By Jennifer E. Reed, Special to the The Arlington Catholic Herald
Islam emphasizes law and the revelation of God’s will, and is a territorial enterprise, while Christian reflection and study produces theology on the mysteries of God, said Christendom College theology professor Dr. William Marshner. His Feb. 17 talk on Islam attracted a crowd of over 100 people at St. John the Beloved Church in McLean.
Marshner, who designed a unit on Islam for Christendom’s required apologetics course on arguments in defense of the credibility of the Catholic faith, said that while there are “apparent structural parallels” between Islam and Christianity, the distinction about what each generates brings to light a huge difference between them.
Christian reflection focuses on mysteries such as the Incarnation or the Holy Trinity. Islam on the other hand, is concerned with following the Shariah (Islamic law) which covers how to pray, make loans, marry or treat one’s wife, Marshner said. Islam does not inquire about who God is “because there is simply no inquiry about it—he is so transcendent,” he said. In addition, the Shariah is believed to be so perfect that it does not need to be supplemented by any outside source.
“There is no room for natural law, an outside-of-Islam moral law that people would know thanks to their common human experience,” Marshner noted, nor is there any room “for accumulated political wisdom.”
He explained that Mohammed, Islam’s founder, had a dual role as both a king and a prophet—he was, in effect, “both the Holy Roman Emperor and the pope.” He added, “It is misleading to call Islam a religion. You may as well call it a polity with a religion. … [Islam] is a territorial enterprise,’’ added Marshner.
While the Bible is held by Christians to be the divinely inspired word of God, the Qur’an, or Koran, is the sacred text of Islam and is considered “flawless … and God’s last word to mankind,” said Marshner.
Marshner described jihad (the struggle or fight to defend and spread Islam) as being part of Islam in the way that caring for the sick is part of the Christian religion—you cannot separate it from the religion. Jesus highlighted care of the sick in the parable of the sheep and the goats when he said “for I was … ill and you cared for me…” (Matt 25:35-36) and visiting the sick is one of the corporal works of mercy, yet most Christians probably do not dedicate their lives to this work. Yet, while there are some religious communities who specialize in this, Marshner said, some groups of Muslims specialize in jihad. “There is no question that jihad is recommended in the Qur’an and emphasized in the tradition,” he said.
Born in Mecca, Saudi Arabia, in 570 A.D., Mohammed, according to legend, began receiving revelations from the angel Gabriel in 610 A.D. A few years later, believing God had chosen him to be his messenger, Mohammed began preaching Islam publicly in Mecca. Friction resulted with local leaders in Mecca’s tribal society and by 622 A.D. Mohammed and his followers fled to Medina where he became “a geopolitical leader,” said Marshner. “That’s the beginning of Islam as it is traditionally understood,” he said. The event is so important that Islamic authorities count 622 A.D. as year one in the Islamic calendar.
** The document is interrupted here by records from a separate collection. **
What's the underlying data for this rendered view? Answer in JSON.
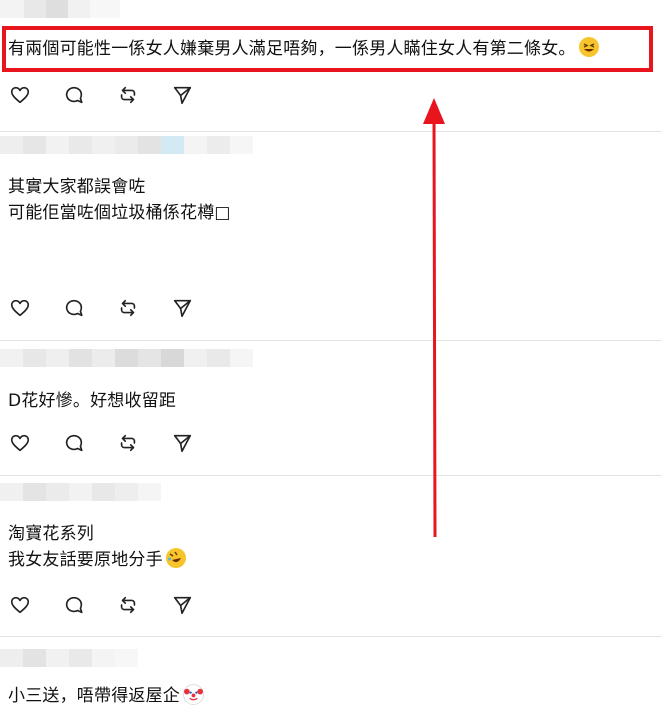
{
  "comments": [
    {
      "id": "c1",
      "lines": [
        "有兩個可能性一係女人嫌棄男人滿足唔夠，一係男人瞞住女人有第二條女。"
      ],
      "emoji": "grinning-squint-emoji"
    },
    {
      "id": "c2",
      "lines": [
        "其實大家都誤會咗",
        "可能佢當咗個垃圾桶係花樽□"
      ]
    },
    {
      "id": "c3",
      "lines": [
        "D花好慘。好想收留距"
      ]
    },
    {
      "id": "c4",
      "lines": [
        "淘寶花系列",
        "我女友話要原地分手"
      ],
      "emoji": "rolling-laughing-emoji"
    },
    {
      "id": "c5",
      "lines": [
        "小三送，唔帶得返屋企"
      ],
      "emoji": "clown-emoji"
    }
  ],
  "actions": [
    "like-icon",
    "comment-icon",
    "repost-icon",
    "share-icon"
  ],
  "annotation": {
    "color": "#e8141e"
  }
}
Where Christianity has its creed or core beliefs, Islam has its five pillars, only the first of which is creed-like, said Marshner. The first pillar requires belief in the oneness of God, Mohammed as his prophet, scriptures, angels and the Last Judgment. The other pillars are the required daily prayers and how to pray them, almsgiving (to the poor, as well as in support of soldiers), fasting (a strict fast observed during Ramadan, one lunar month of the year) and the hajj (a pilgrimage to Mecca once in one’s life).